Unread postPosted: Wed 20 Apr 2022, 07:59:38
by vtsnowedin
In danger yes but not yet. Too few Teslas have made it to the scrap yard to have reliable figures on total lifetime cost per mile. And they may have to include higher fire insurance bills for garages holding them while charging if they can't fix that problem.
But if I was a betting man I'd bet on the EVs winning out within a decade.

Re: THE Gasoline Price Thread Pt. 5

Unread postPosted: Wed 20 Apr 2022, 08:56:53
by AdamB
vtsnowedin wrote:In danger yes but not yet.


I agree.

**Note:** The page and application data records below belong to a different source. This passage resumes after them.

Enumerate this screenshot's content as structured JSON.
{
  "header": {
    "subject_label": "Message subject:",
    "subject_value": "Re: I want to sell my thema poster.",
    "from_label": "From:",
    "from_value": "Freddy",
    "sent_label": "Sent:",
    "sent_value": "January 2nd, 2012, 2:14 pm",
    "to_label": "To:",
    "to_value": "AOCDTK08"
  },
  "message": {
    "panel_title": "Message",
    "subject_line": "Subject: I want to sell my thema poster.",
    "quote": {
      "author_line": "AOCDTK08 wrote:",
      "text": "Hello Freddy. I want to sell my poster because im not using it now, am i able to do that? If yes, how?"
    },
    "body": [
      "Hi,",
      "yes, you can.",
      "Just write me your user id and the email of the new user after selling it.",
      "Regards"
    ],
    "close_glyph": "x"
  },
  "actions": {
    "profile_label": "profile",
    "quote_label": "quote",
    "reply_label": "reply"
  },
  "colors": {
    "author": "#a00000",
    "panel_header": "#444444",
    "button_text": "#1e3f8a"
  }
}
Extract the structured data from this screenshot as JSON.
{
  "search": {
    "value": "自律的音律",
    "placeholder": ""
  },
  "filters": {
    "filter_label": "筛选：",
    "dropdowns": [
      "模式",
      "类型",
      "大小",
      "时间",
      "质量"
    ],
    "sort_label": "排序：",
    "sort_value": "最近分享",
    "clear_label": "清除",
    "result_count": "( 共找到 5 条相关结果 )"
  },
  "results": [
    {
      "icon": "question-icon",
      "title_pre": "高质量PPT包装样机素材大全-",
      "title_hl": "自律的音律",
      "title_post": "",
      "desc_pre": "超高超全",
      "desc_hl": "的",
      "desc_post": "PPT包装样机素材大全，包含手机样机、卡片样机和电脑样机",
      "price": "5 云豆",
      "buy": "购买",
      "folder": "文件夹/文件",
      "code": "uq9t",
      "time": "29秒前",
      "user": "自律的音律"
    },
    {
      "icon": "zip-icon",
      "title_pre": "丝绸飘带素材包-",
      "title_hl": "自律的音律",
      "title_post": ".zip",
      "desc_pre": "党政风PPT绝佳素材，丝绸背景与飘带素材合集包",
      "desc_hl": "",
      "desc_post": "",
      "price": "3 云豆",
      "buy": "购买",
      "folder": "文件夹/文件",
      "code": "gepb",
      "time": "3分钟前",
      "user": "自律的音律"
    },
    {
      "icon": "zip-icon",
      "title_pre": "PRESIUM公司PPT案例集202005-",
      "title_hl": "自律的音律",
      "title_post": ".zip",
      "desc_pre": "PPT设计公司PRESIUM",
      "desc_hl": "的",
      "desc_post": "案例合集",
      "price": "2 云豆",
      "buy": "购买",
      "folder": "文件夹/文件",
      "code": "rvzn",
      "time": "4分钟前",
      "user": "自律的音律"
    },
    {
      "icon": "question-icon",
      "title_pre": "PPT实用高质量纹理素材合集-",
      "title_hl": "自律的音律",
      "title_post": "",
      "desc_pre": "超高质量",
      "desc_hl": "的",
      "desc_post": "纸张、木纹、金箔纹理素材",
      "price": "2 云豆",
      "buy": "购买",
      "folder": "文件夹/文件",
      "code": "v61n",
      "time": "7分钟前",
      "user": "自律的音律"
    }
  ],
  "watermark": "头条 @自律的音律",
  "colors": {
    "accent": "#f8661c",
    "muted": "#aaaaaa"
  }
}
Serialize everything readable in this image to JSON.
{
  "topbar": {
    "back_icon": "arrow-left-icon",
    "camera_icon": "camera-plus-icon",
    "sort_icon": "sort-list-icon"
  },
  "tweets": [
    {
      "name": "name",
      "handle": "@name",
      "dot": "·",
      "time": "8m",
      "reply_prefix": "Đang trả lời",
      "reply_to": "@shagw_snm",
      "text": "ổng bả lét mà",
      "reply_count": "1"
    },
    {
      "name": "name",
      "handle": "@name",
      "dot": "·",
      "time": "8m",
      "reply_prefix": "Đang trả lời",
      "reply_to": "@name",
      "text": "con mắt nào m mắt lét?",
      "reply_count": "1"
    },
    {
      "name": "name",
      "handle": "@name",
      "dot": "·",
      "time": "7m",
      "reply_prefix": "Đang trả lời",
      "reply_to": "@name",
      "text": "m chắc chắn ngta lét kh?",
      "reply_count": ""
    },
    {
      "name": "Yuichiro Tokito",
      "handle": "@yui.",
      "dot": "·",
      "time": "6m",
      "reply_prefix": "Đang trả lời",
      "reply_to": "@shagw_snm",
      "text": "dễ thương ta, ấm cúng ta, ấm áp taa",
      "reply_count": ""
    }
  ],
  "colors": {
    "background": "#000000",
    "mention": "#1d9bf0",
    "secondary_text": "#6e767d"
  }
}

But momentum is momentum, global circumstances and concerns are ongoing and aren't stopping anytime soon, and you might think it is a Jim dandy great idea to blast cubic $$ of discretionary income out the door for something so simple as fuel to get around, some of us don't. I don't begrudge you wasting your discretionary income any way you'd like for whatever reason, I'm hardly one to talk as I waste money on stuff as well.

vtsnowedin wrote:Too few Teslas have made it to the scrap yard to have reliable figures on total lifetime cost per mile.


Well, when the stupid things don't break because their moving parts are few and far between, why should they be junked? I have like 3 main moving parts on my EV, how many are in the engine alone of that Subaru you recently acquired? I'll bet its more than 3.

vtsnowedin wrote:And they may have to include higher fire insurance bills for garages holding them while charging if they can't fix that problem.


Sure. Because it isn't as though ICE cars ever burn down their owners garages, right?

vtsnowedin wrote:But if I was a betting man I'd bet on the EVs winning out within a decade.


A reasonable assumption and time frame. For awhile there I liked CNG and had hopes, but that doesn't seem to have gone anywhere. Myself, I'm interested in the new and improved plug in hybrids, sort of like the old Volt. 40-50-60 miles of electric but a gas engine to do the interstate travels. I have an early model of one of those and it works great, but is light on EV range. And then something like the Leaf can be relatively short range/local and do all the work commuting and grocery getting and whatnot, alleviating the need for a 200 mile range EV. Plus the things are dirt cheap. Were dirt cheap. Assuming a decent recession soon, might update to a longer ranged one if the prices fall far enough.